  6. pam_filter objectclass=user
  7. pam_login_attribute samaccountname
  1. % chmod 600 /usr/local/etc/ldap.conf

Adjust host, base, binddn and bindpw to reflect your environment.

Modify /usr/local/etc/sockd.conf file:

  1. logoutput: stdout /var/log/dante.log
  2. internal: 10.9.36.10 port = 1080
  3. external: 10.9.36.10
  4.  
  5. socksmethod: pam.username none
  6.  
  7. user.privileged: root
  8. user.unprivileged: nobody
  9. user.libwrap: nobody
  10.  
  11. client pass {
  12.         from: 10.9.128.0/24 port 1024-65535 to: 0.0.0.0/0
  13.         log: error connect disconnect
  14. }
  15.  
  16. socks pass {
  17.         from: 10.9.128.0/24 to: 0.0.0.0/0
  18.         command: connect udpassociate
  19.         socksmethod: pam.username
  20.         log: error connect disconnect iooperation
  21. }
  22.  
  23. socks pass {
  24.         from: 0.0.0.0/0 to: 10.9.128.0/24
  25.         command: udpreply
  26.         log: connect error
  27. }

Modify /etc/rc.conf to start Dante at boot:

  1. # enable dante
  2. sockd_enable="YES"

Configure Skype to use Socks with proxy authentication and check the logs of Dante:

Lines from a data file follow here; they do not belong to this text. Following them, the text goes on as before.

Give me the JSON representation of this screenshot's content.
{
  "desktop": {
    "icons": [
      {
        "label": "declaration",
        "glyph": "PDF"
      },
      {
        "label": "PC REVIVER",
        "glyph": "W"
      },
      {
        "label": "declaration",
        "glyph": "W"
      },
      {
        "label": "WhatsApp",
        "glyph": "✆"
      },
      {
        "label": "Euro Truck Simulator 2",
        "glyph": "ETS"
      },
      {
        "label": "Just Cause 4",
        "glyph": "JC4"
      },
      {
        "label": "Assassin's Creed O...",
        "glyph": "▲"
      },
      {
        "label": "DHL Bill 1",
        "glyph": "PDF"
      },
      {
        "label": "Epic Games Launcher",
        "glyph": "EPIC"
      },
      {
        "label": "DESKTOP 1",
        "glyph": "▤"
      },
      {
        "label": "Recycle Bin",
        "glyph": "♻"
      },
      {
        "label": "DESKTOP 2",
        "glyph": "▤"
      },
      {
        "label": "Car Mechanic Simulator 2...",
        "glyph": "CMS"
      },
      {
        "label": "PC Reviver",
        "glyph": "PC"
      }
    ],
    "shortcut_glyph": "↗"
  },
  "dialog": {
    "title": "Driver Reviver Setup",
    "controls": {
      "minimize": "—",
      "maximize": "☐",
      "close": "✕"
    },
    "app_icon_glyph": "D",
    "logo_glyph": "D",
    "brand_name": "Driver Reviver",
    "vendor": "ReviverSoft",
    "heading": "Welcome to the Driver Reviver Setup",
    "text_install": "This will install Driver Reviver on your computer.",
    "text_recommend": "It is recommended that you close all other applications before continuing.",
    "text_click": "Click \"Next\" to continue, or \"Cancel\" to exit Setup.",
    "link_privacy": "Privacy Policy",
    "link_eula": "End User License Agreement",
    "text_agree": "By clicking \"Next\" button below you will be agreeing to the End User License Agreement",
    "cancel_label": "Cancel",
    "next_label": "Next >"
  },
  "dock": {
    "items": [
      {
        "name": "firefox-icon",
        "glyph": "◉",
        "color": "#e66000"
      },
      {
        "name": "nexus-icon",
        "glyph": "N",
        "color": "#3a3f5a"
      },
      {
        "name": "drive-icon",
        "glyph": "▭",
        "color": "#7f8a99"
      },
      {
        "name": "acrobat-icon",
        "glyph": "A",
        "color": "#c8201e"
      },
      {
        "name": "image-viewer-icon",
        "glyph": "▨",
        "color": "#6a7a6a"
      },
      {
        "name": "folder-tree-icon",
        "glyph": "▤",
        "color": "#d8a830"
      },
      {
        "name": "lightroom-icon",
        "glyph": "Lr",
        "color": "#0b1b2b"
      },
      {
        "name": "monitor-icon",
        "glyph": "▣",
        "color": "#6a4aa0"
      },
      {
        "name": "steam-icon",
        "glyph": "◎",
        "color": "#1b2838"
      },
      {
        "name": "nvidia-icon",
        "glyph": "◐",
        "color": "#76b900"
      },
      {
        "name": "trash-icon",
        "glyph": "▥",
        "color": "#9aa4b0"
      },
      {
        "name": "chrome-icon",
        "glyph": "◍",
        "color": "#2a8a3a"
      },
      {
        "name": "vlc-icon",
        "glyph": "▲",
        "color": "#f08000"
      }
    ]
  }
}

  1. Oct  4 16:45:44 (1412433944.407661) sockd[482]: info: pass(1): tcp/accept [: 10.9.128.47.59574 10.9.36.10.1080
  2. Oct  4 16:45:44 (1412433944.525454) sockd[483]: info: pass(1): udp/udpassociate [: pam.username%usera@0.0.0.0.64526 10.9.36.10.60780
  3. Oct  4 16:45:49 (1412433949.196857) sockd[630]: info: pass(1): tcp/accept [: 10.9.128.47.59578 10.9.36.10.1080
  4. Oct  4 16:45:49 (1412433949.378804) sockd[499]: info: pass(1): tcp/connect [: pam.username%usera@10.9.128.47.59578 10.9.36.10.1080 -> 10.9.36.10.59578 64.4.23.143.33033
  5. Oct  4 16:45:49 (1412433949.380925) sockd[499]: info: pass(1): tcp/connect -: pam.username%usera@10.9.128.47.59578 10.9.36.10.1080 -> 10.9.36.10.59578 64.4.23.143.33033 (35)
  6. Oct  4 16:45:49 (1412433949.544730) sockd[499]: info: pass(1): tcp/connect -: 64.4.23.143.33033 10.9.36.10.59578 -> 10.9.36.10.1080 pam.username%usera@10.9.128.47.59578 (63)
  7. Oct  4 16:45:49 (1412433949.548340) sockd[499]: info: pass(1): tcp/connect -: pam.username%usera@10.9.128.47.59578 10.9.36.10.1080 -> 10.9.36.10.59578 64.4.23.143.33033 (40)
  8. Oct  4 16:45:49 (1412433949.706747) sockd[499]: info: pass(1): tcp/connect -: 64.4.23.143.33033 10.9.36.10.59578 -> 10.9.36.10.1080 pam.username%usera@10.9.128.47.59578 (3)
  9. Oct  4 16:45:49 (1412433949.962844) sockd[499]: info: pass(1): tcp/connect -: 64.4.23.143.33033 10.9.36.10.59578 -> 10.9.36.10.1080 pam.username%usera@10.9.128.47.59578 (144)

Since Dante is quite talkative make sure to rotate logs by editing /etc/newsyslog.conf file:

  1. /var/log/dante.log                      640  3     100  *     JB    /var/run/sockd.pid